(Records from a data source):
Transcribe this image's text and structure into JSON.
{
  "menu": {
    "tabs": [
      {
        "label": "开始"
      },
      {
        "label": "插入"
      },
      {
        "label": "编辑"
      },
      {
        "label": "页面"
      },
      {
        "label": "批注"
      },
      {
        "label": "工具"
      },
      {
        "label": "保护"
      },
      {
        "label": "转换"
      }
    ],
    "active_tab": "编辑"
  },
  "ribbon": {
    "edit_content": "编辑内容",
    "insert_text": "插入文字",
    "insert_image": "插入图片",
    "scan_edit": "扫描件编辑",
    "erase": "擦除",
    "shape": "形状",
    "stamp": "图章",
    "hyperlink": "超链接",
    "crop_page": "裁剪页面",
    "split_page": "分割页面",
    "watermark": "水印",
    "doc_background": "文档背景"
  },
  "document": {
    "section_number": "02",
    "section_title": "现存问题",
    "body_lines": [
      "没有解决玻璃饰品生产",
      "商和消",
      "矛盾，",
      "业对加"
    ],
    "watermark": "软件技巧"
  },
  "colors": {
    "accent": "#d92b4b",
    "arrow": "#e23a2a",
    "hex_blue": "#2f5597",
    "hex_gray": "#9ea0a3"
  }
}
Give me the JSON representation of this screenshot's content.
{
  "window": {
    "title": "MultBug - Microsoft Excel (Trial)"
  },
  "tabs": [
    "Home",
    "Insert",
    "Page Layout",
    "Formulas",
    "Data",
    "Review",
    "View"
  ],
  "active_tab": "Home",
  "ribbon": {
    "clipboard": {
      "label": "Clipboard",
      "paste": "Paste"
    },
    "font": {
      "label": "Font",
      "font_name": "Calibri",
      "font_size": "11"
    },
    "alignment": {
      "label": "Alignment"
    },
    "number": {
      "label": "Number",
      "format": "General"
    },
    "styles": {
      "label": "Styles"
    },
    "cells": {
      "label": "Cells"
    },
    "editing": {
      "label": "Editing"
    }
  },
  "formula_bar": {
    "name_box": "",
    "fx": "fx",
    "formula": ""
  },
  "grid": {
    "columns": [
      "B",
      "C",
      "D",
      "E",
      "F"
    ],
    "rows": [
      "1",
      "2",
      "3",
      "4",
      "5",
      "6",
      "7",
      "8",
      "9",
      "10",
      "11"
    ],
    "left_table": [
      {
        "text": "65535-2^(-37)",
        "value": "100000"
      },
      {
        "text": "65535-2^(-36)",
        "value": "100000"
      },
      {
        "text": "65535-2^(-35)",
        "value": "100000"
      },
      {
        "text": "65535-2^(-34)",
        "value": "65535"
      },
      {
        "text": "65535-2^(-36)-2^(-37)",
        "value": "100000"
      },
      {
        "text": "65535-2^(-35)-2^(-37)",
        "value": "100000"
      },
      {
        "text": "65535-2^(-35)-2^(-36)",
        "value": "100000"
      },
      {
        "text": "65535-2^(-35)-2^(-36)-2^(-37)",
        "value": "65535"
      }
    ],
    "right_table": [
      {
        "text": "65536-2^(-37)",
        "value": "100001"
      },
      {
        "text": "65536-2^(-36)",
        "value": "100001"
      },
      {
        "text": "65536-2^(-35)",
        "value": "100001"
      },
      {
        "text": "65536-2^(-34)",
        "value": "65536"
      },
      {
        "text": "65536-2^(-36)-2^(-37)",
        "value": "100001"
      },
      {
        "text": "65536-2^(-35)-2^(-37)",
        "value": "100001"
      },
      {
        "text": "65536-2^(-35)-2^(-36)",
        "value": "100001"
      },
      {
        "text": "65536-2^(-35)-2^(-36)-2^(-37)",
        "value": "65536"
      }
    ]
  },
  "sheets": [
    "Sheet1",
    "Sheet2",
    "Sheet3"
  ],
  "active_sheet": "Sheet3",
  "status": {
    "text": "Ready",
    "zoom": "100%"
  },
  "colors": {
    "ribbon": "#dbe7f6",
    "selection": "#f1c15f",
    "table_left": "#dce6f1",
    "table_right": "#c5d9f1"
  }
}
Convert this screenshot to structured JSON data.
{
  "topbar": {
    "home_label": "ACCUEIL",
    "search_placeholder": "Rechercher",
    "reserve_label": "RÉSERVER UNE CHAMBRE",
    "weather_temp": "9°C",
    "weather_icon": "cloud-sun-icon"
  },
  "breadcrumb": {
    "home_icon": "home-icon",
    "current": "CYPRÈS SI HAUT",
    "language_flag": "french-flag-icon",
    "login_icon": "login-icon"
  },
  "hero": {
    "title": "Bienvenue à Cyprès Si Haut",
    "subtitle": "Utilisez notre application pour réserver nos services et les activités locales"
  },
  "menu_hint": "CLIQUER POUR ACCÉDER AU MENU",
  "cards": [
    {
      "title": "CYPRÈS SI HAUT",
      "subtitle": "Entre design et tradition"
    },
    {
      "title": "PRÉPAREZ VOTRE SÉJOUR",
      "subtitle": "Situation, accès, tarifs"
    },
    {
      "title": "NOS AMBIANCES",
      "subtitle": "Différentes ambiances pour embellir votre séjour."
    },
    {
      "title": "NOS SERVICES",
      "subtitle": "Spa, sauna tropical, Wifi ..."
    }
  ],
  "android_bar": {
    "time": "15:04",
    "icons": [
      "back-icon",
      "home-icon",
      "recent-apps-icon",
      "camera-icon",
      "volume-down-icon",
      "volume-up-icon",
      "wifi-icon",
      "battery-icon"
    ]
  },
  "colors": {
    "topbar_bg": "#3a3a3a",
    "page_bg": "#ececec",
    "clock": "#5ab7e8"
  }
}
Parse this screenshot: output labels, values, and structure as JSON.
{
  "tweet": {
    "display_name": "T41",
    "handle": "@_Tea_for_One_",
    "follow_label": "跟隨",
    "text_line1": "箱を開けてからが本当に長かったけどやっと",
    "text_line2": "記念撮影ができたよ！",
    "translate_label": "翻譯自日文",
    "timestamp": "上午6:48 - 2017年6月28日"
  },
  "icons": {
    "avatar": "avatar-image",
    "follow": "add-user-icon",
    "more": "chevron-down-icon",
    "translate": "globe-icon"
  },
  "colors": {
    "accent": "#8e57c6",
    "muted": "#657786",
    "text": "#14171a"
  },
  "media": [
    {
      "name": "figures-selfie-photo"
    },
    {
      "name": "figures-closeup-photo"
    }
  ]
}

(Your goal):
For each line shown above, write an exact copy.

(Your solution):
Transcribe this image's text and structure into JSON.
{
  "menu": {
    "tabs": [
      {
        "label": "开始"
      },
      {
        "label": "插入"
      },
      {
        "label": "编辑"
      },
      {
        "label": "页面"
      },
      {
        "label": "批注"
      },
      {
        "label": "工具"
      },
      {
        "label": "保护"
      },
      {
        "label": "转换"
      }
    ],
    "active_tab": "编辑"
  },
  "ribbon": {
    "edit_content": "编辑内容",
    "insert_text": "插入文字",
    "insert_image": "插入图片",
    "scan_edit": "扫描件编辑",
    "erase": "擦除",
    "shape": "形状",
    "stamp": "图章",
    "hyperlink": "超链接",
    "crop_page": "裁剪页面",
    "split_page": "分割页面",
    "watermark": "水印",
    "doc_background": "文档背景"
  },
  "document": {
    "section_number": "02",
    "section_title": "现存问题",
    "body_lines": [
      "没有解决玻璃饰品生产",
      "商和消",
      "矛盾，",
      "业对加"
    ],
    "watermark": "软件技巧"
  },
  "colors": {
    "accent": "#d92b4b",
    "arrow": "#e23a2a",
    "hex_blue": "#2f5597",
    "hex_gray": "#9ea0a3"
  }
}
Give me the JSON representation of this screenshot's content.
{
  "window": {
    "title": "MultBug - Microsoft Excel (Trial)"
  },
  "tabs": [
    "Home",
    "Insert",
    "Page Layout",
    "Formulas",
    "Data",
    "Review",
    "View"
  ],
  "active_tab": "Home",
  "ribbon": {
    "clipboard": {
      "label": "Clipboard",
      "paste": "Paste"
    },
    "font": {
      "label": "Font",
      "font_name": "Calibri",
      "font_size": "11"
    },
    "alignment": {
      "label": "Alignment"
    },
    "number": {
      "label": "Number",
      "format": "General"
    },
    "styles": {
      "label": "Styles"
    },
    "cells": {
      "label": "Cells"
    },
    "editing": {
      "label": "Editing"
    }
  },
  "formula_bar": {
    "name_box": "",
    "fx": "fx",
    "formula": ""
  },
  "grid": {
    "columns": [
      "B",
      "C",
      "D",
      "E",
      "F"
    ],
    "rows": [
      "1",
      "2",
      "3",
      "4",
      "5",
      "6",
      "7",
      "8",
      "9",
      "10",
      "11"
    ],
    "left_table": [
      {
        "text": "65535-2^(-37)",
        "value": "100000"
      },
      {
        "text": "65535-2^(-36)",
        "value": "100000"
      },
      {
        "text": "65535-2^(-35)",
        "value": "100000"
      },
      {
        "text": "65535-2^(-34)",
        "value": "65535"
      },
      {
        "text": "65535-2^(-36)-2^(-37)",
        "value": "100000"
      },
      {
        "text": "65535-2^(-35)-2^(-37)",
        "value": "100000"
      },
      {
        "text": "65535-2^(-35)-2^(-36)",
        "value": "100000"
      },
      {
        "text": "65535-2^(-35)-2^(-36)-2^(-37)",
        "value": "65535"
      }
    ],
    "right_table": [
      {
        "text": "65536-2^(-37)",
        "value": "100001"
      },
      {
        "text": "65536-2^(-36)",
        "value": "100001"
      },
      {
        "text": "65536-2^(-35)",
        "value": "100001"
      },
      {
        "text": "65536-2^(-34)",
        "value": "65536"
      },
      {
        "text": "65536-2^(-36)-2^(-37)",
        "value": "100001"
      },
      {
        "text": "65536-2^(-35)-2^(-37)",
        "value": "100001"
      },
      {
        "text": "65536-2^(-35)-2^(-36)",
        "value": "100001"
      },
      {
        "text": "65536-2^(-35)-2^(-36)-2^(-37)",
        "value": "65536"
      }
    ]
  },
  "sheets": [
    "Sheet1",
    "Sheet2",
    "Sheet3"
  ],
  "active_sheet": "Sheet3",
  "status": {
    "text": "Ready",
    "zoom": "100%"
  },
  "colors": {
    "ribbon": "#dbe7f6",
    "selection": "#f1c15f",
    "table_left": "#dce6f1",
    "table_right": "#c5d9f1"
  }
}
Convert this screenshot to structured JSON data.
{
  "topbar": {
    "home_label": "ACCUEIL",
    "search_placeholder": "Rechercher",
    "reserve_label": "RÉSERVER UNE CHAMBRE",
    "weather_temp": "9°C",
    "weather_icon": "cloud-sun-icon"
  },
  "breadcrumb": {
    "home_icon": "home-icon",
    "current": "CYPRÈS SI HAUT",
    "language_flag": "french-flag-icon",
    "login_icon": "login-icon"
  },
  "hero": {
    "title": "Bienvenue à Cyprès Si Haut",
    "subtitle": "Utilisez notre application pour réserver nos services et les activités locales"
  },
  "menu_hint": "CLIQUER POUR ACCÉDER AU MENU",
  "cards": [
    {
      "title": "CYPRÈS SI HAUT",
      "subtitle": "Entre design et tradition"
    },
    {
      "title": "PRÉPAREZ VOTRE SÉJOUR",
      "subtitle": "Situation, accès, tarifs"
    },
    {
      "title": "NOS AMBIANCES",
      "subtitle": "Différentes ambiances pour embellir votre séjour."
    },
    {
      "title": "NOS SERVICES",
      "subtitle": "Spa, sauna tropical, Wifi ..."
    }
  ],
  "android_bar": {
    "time": "15:04",
    "icons": [
      "back-icon",
      "home-icon",
      "recent-apps-icon",
      "camera-icon",
      "volume-down-icon",
      "volume-up-icon",
      "wifi-icon",
      "battery-icon"
    ]
  },
  "colors": {
    "topbar_bg": "#3a3a3a",
    "page_bg": "#ececec",
    "clock": "#5ab7e8"
  }
}
Parse this screenshot: output labels, values, and structure as JSON.
{
  "tweet": {
    "display_name": "T41",
    "handle": "@_Tea_for_One_",
    "follow_label": "跟隨",
    "text_line1": "箱を開けてからが本当に長かったけどやっと",
    "text_line2": "記念撮影ができたよ！",
    "translate_label": "翻譯自日文",
    "timestamp": "上午6:48 - 2017年6月28日"
  },
  "icons": {
    "avatar": "avatar-image",
    "follow": "add-user-icon",
    "more": "chevron-down-icon",
    "translate": "globe-icon"
  },
  "colors": {
    "accent": "#8e57c6",
    "muted": "#657786",
    "text": "#14171a"
  },
  "media": [
    {
      "name": "figures-selfie-photo"
    },
    {
      "name": "figures-closeup-photo"
    }
  ]
}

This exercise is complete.